From the beginning, Marina knew that Katarina would be one of the people who would be essential in bringing the film to life and making it leap into the world. “Do you promise me that you will help it go out into the world?”. Katarina kept her promise.
What role did her work play in the making of the film? As a marketing expert, she arranged for post-production funding through a successful crowdfunding campaign and handled the appropriate media coverage.
During filming, she was closely involved in the post-production as Sebastian’s life partner. She assisted in the editing of the film and took care of the sound design of the film with him, which leads into a magical world through its fine composition.
An equally important part of her job was that of sound supervisor for the music. She was the person who knew which piece of music had what quality, where exactly it should be placed and how long it should be heard to create the maximum impact for the magical story of Amaara.
Katarina also found the perfect closing song for this cinematic gem: she discovered Laor Oman-Naharin and intuitively knew that her song “Agradeco” was going to be the ending of one of the films produced with Sebastian. Initially planned for another film, it became clear at the right moment that “Agradeco” would be a gift that would continue the song of the whales.

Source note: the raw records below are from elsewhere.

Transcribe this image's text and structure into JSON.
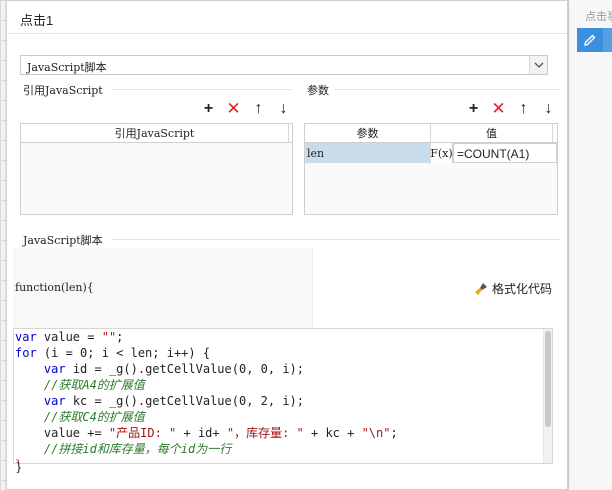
{
  "side_panel": {
    "hint": "点击事",
    "edit_icon": "pencil-icon"
  },
  "dialog": {
    "title": "点击1"
  },
  "script_type": {
    "selected": "JavaScript脚本"
  },
  "ref_js": {
    "title": "引用JavaScript",
    "column": "引用JavaScript",
    "toolbar": {
      "add": "+",
      "delete": "✕",
      "up": "↑",
      "down": "↓"
    }
  },
  "params": {
    "title": "参数",
    "columns": [
      "参数",
      "值"
    ],
    "toolbar": {
      "add": "+",
      "delete": "✕",
      "up": "↑",
      "down": "↓"
    },
    "rows": [
      {
        "name": "len",
        "fx": "F(x)",
        "value": "=COUNT(A1)"
      }
    ]
  },
  "script": {
    "title": "JavaScript脚本",
    "signature": "function(len){",
    "format_button": "格式化代码",
    "closing": "}",
    "code_lines": [
      "var value = \"\";",
      "for (i = 0; i < len; i++) {",
      "    var id = _g().getCellValue(0, 0, i);",
      "    //获取A4的扩展值",
      "    var kc = _g().getCellValue(0, 2, i);",
      "    //获取C4的扩展值",
      "    value += \"产品ID: \" + id+ \"，库存量: \" + kc + \"\\n\";",
      "    //拼接id和库存量，每个id为一行",
      "}"
    ]
  },
  "colors": {
    "accent": "#3a8fe0",
    "delete_red": "#e0242a",
    "keyword": "#0000cc",
    "string": "#a31515",
    "comment": "#2c7c2c",
    "selected_cell": "#c9dcec"
  }
}
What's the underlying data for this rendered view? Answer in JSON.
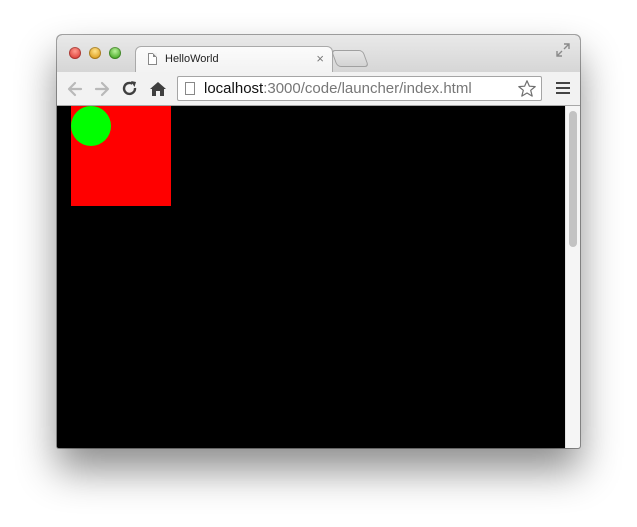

In addition to the music, Katarina also found the voice of the mother whale in Amaara: Anne Byrne from Ireland. She carries the audience through the film with her warm and motherly voice. Whether sound design, music or the voice-over, Katarina’s great talent is shown in the right decisions that have to do with music and sound and thus contribute significantly to the atmosphere of the film.